→ **Work item**:
Search term "legend": work out how many lines of the data below contain it, and answer with that number alone.

→ **Records for processing**:
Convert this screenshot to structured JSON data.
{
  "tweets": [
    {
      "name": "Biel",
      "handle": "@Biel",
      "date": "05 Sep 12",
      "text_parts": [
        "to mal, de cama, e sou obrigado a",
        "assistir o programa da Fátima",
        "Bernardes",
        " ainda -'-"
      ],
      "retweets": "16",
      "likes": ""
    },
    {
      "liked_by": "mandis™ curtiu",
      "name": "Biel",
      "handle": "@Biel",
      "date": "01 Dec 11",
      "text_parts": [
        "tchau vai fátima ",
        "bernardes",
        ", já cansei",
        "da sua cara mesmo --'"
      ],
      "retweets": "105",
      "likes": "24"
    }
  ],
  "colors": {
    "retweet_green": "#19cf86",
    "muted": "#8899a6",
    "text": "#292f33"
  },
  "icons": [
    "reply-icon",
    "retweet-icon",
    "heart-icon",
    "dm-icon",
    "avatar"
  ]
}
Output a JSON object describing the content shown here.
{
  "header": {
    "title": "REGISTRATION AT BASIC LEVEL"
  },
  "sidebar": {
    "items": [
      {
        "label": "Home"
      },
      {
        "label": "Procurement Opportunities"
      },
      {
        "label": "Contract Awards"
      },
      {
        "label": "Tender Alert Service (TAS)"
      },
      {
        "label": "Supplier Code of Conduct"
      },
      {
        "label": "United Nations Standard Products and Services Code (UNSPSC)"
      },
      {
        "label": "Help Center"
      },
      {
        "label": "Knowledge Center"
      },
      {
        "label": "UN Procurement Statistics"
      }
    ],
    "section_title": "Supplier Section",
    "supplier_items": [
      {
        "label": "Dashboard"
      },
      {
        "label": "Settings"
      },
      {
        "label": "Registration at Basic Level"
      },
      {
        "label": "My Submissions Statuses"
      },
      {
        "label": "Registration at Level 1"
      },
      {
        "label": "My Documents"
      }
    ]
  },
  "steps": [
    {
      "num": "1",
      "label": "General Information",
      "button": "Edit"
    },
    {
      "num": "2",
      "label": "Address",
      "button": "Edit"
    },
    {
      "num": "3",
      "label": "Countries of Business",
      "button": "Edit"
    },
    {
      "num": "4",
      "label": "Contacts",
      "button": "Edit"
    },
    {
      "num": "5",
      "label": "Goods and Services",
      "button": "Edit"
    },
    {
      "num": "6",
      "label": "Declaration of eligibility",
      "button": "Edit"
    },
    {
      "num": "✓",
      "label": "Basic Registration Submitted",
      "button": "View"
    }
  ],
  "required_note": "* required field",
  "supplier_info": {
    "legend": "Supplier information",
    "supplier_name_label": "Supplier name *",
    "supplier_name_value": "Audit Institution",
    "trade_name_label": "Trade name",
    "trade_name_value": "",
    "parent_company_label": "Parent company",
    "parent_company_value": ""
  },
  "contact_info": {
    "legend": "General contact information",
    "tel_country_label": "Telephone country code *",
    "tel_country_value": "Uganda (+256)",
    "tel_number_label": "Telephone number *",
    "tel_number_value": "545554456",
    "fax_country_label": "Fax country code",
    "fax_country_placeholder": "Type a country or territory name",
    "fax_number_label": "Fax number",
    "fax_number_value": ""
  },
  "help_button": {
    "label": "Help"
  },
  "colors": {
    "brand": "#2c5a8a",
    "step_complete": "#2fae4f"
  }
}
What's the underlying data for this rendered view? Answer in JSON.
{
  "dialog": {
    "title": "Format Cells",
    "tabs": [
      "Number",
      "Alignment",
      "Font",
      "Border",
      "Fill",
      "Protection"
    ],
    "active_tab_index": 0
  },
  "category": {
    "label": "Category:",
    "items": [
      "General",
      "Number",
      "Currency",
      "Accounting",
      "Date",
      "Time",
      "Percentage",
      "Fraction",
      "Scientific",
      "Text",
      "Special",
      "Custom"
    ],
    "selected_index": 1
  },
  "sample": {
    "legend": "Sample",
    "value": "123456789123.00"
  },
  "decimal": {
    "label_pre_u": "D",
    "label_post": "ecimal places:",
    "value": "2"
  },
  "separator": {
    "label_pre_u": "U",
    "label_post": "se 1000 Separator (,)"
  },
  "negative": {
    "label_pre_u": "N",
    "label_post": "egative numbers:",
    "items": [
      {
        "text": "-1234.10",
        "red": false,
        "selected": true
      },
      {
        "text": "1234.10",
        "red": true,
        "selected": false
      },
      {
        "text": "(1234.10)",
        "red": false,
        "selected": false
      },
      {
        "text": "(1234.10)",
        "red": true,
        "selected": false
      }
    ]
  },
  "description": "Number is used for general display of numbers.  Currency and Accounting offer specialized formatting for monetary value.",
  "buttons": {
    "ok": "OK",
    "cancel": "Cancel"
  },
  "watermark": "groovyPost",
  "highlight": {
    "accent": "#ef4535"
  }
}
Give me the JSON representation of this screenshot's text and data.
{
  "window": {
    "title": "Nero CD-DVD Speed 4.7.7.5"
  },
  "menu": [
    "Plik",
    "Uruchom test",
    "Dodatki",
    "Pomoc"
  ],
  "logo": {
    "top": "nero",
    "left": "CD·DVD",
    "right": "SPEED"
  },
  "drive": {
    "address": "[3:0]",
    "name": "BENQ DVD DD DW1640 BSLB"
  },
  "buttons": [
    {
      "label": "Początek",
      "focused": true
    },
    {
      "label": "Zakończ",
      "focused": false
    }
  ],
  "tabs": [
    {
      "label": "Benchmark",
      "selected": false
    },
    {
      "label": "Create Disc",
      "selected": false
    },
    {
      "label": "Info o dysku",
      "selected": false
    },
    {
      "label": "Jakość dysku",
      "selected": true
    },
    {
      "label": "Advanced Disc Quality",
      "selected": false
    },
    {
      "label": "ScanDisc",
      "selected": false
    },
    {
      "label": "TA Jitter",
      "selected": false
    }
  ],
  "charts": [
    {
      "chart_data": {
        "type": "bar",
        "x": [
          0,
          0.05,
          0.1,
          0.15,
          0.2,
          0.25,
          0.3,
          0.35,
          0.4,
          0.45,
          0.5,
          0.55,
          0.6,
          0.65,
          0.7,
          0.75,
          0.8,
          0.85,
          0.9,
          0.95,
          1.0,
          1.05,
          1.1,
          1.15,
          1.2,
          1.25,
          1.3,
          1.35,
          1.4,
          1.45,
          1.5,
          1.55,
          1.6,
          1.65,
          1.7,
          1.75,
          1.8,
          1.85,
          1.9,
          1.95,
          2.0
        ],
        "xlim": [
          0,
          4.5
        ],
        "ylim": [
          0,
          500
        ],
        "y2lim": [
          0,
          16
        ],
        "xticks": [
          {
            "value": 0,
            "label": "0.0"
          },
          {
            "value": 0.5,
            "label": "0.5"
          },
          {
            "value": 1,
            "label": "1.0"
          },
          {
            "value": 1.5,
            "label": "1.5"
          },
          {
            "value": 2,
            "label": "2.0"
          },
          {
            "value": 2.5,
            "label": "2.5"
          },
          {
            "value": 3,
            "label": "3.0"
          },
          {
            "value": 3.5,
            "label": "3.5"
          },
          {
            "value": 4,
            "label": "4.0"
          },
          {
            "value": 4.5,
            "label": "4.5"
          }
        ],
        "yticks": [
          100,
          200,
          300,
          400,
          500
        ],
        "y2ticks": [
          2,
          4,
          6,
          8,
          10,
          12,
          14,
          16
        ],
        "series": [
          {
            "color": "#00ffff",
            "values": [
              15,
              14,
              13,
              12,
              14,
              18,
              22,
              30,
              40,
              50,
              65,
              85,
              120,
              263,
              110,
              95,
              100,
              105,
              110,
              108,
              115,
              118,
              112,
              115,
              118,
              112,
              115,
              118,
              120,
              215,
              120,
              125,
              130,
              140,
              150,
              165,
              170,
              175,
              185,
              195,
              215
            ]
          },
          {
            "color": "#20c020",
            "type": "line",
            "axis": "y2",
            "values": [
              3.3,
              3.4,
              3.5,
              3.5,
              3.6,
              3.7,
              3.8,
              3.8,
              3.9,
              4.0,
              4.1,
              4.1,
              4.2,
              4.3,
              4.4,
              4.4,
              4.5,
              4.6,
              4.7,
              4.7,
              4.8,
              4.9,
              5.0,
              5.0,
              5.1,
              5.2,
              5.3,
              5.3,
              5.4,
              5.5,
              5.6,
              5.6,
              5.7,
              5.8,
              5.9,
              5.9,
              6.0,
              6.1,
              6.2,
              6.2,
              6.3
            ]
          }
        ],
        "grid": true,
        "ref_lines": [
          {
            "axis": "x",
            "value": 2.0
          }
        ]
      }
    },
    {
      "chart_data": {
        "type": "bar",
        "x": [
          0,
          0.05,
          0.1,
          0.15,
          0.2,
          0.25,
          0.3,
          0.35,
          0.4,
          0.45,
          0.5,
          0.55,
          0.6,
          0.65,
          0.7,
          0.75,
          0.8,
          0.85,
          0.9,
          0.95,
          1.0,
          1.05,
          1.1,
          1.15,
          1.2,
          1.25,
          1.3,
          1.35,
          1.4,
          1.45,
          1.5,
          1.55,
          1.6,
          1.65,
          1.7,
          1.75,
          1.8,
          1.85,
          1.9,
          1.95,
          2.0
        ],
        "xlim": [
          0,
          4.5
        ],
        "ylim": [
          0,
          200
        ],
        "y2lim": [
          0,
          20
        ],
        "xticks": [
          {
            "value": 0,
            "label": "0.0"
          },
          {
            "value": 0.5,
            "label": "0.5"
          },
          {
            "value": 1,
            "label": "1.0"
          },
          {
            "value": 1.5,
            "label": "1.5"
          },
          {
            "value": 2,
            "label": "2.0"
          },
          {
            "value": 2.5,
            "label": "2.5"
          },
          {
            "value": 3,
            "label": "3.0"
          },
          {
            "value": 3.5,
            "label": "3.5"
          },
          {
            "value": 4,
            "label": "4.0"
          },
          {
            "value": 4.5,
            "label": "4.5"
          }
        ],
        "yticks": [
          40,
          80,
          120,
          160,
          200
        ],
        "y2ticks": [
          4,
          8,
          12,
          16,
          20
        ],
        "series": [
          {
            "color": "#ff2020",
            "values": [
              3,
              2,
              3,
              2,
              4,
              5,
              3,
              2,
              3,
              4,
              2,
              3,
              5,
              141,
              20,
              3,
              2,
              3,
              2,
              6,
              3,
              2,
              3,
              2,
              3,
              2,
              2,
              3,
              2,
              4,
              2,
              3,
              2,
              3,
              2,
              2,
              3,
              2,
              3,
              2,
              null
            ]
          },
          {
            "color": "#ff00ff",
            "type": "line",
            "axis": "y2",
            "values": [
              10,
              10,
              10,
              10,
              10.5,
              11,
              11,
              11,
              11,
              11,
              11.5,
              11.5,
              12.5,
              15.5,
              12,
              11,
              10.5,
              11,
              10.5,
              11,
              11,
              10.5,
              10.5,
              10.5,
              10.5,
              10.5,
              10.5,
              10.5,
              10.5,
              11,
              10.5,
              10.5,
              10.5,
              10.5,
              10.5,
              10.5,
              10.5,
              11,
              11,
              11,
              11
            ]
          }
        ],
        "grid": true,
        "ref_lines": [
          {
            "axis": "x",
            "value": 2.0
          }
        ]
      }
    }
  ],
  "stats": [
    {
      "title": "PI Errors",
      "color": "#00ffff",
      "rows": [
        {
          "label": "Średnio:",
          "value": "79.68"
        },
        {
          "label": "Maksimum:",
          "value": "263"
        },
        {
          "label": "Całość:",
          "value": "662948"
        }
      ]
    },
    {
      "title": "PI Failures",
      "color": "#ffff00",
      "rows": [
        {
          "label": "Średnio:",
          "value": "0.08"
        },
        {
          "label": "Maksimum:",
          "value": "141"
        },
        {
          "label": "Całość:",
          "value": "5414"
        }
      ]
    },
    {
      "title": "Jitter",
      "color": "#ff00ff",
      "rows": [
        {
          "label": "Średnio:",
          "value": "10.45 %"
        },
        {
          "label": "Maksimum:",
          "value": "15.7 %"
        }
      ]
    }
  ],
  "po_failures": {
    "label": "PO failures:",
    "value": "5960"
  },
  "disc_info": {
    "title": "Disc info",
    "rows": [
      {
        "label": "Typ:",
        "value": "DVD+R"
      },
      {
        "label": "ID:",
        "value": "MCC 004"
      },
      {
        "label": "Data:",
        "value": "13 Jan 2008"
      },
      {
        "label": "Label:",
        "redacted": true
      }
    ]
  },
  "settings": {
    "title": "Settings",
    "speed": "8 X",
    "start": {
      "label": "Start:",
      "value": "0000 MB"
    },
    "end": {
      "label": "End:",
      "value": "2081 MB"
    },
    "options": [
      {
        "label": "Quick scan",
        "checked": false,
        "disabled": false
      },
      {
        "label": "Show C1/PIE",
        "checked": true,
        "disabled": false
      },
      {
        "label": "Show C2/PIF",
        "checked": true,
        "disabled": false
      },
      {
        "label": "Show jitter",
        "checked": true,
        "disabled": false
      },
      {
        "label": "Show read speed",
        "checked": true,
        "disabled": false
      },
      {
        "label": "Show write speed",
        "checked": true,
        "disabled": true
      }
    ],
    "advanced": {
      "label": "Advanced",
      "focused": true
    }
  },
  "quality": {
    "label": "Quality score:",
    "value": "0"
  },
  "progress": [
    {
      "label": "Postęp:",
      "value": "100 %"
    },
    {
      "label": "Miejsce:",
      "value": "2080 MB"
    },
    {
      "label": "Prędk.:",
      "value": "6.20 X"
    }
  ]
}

→ **Task solution**:
3